> [Task to carry out] Pick every line from the data below that contains the string "placeholder" and copy it.

^^^^

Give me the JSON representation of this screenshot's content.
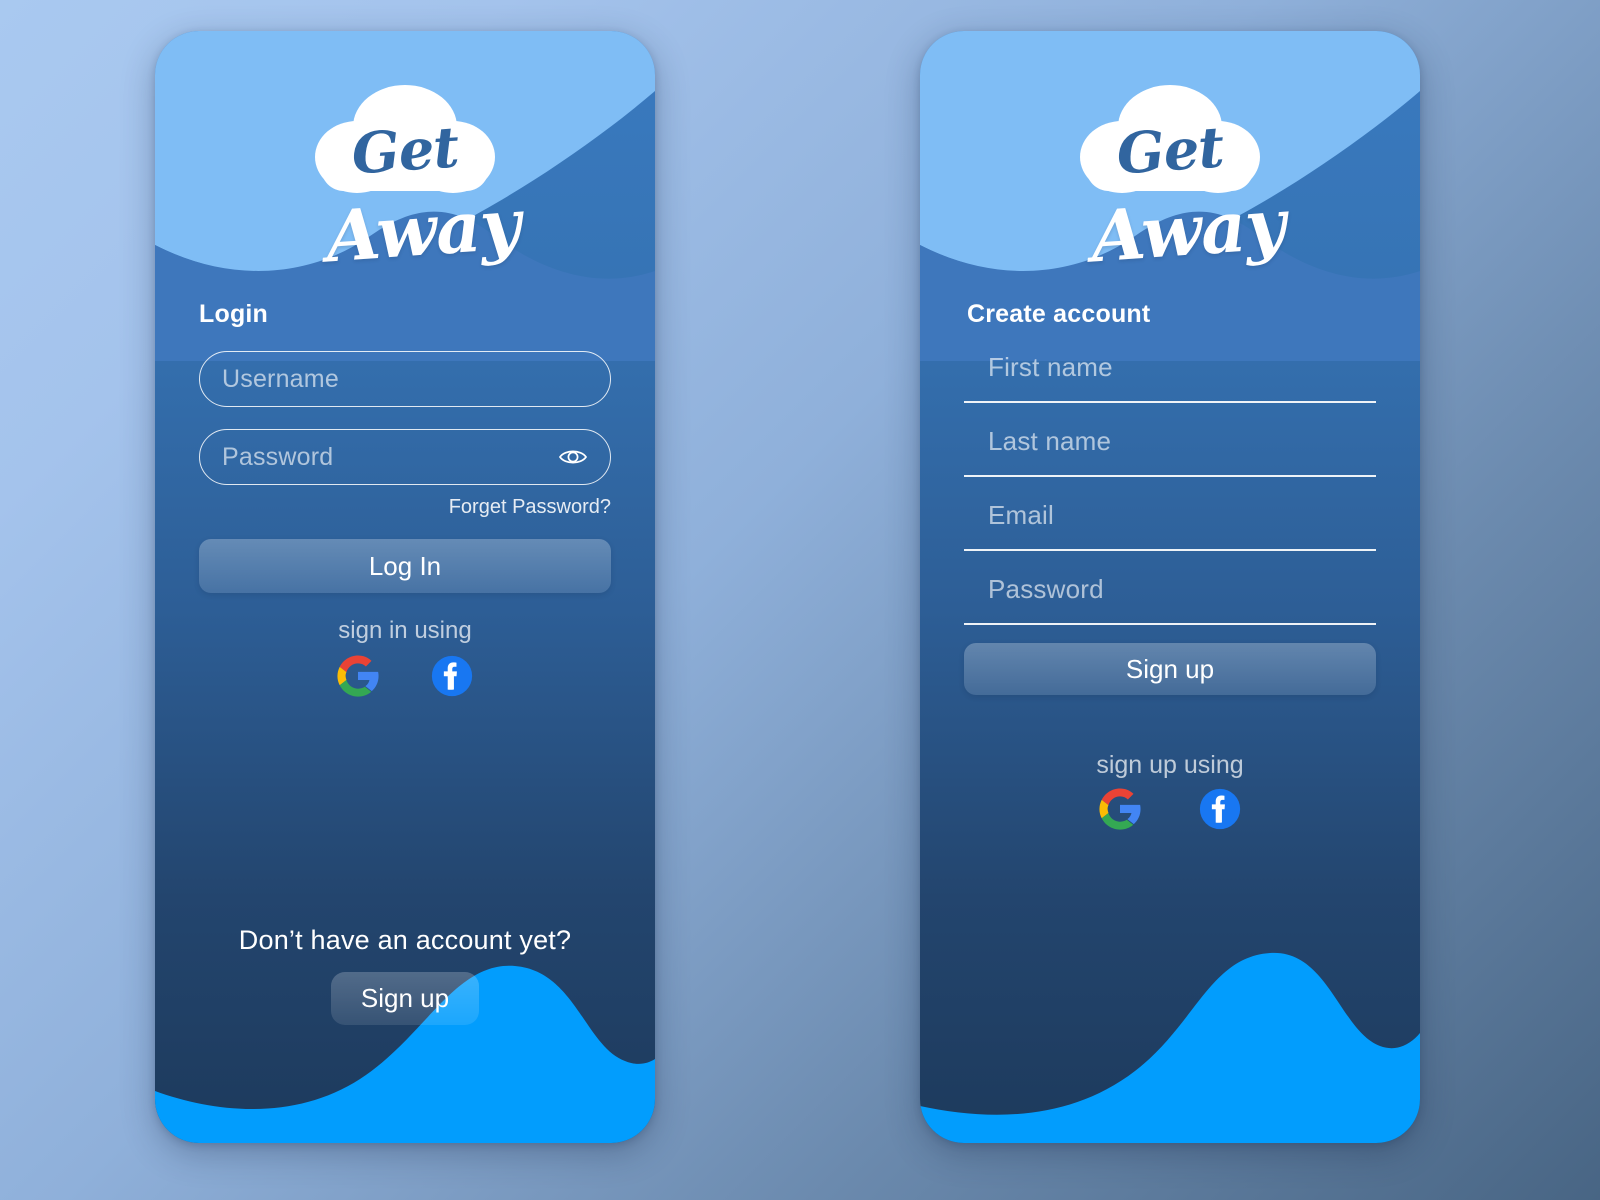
{
  "theme": {
    "page_bg_from": "#a9c9f0",
    "page_bg_to": "#486584",
    "card_top": "#3a7ac0",
    "card_bottom": "#1d3a5c",
    "sky_wave": "#7fbdf5",
    "mid_wave": "#3e77bc",
    "bottom_wave": "#029dfd",
    "logo_text": "#31659f",
    "accent_white": "#ffffff"
  },
  "brand": {
    "name_line1": "Get",
    "name_line2": "Away",
    "cloud_icon": "cloud-icon"
  },
  "login_card": {
    "title": "Login",
    "fields": [
      {
        "name": "username",
        "placeholder": "Username",
        "value": "",
        "type": "text",
        "has_toggle": false
      },
      {
        "name": "password",
        "placeholder": "Password",
        "value": "",
        "type": "password",
        "has_toggle": true,
        "toggle_icon": "eye-icon"
      }
    ],
    "forgot_password_link": "Forget Password?",
    "submit_label": "Log In",
    "social_prompt": "sign in using",
    "socials": [
      {
        "name": "google",
        "icon": "google-icon"
      },
      {
        "name": "facebook",
        "icon": "facebook-icon"
      }
    ],
    "footer_question": "Don’t have an account yet?",
    "footer_action": "Sign up"
  },
  "signup_card": {
    "title": "Create account",
    "fields": [
      {
        "name": "first_name",
        "placeholder": "First name",
        "value": "",
        "type": "text"
      },
      {
        "name": "last_name",
        "placeholder": "Last name",
        "value": "",
        "type": "text"
      },
      {
        "name": "email",
        "placeholder": "Email",
        "value": "",
        "type": "email"
      },
      {
        "name": "password",
        "placeholder": "Password",
        "value": "",
        "type": "password"
      }
    ],
    "submit_label": "Sign up",
    "social_prompt": "sign up using",
    "socials": [
      {
        "name": "google",
        "icon": "google-icon"
      },
      {
        "name": "facebook",
        "icon": "facebook-icon"
      }
    ]
  }
}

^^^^

> [Result for this exercise]
        "placeholder": "Username",
        "placeholder": "Password",
        "placeholder": "First name",
        "placeholder": "Last name",
        "placeholder": "Email",
        "placeholder": "Password",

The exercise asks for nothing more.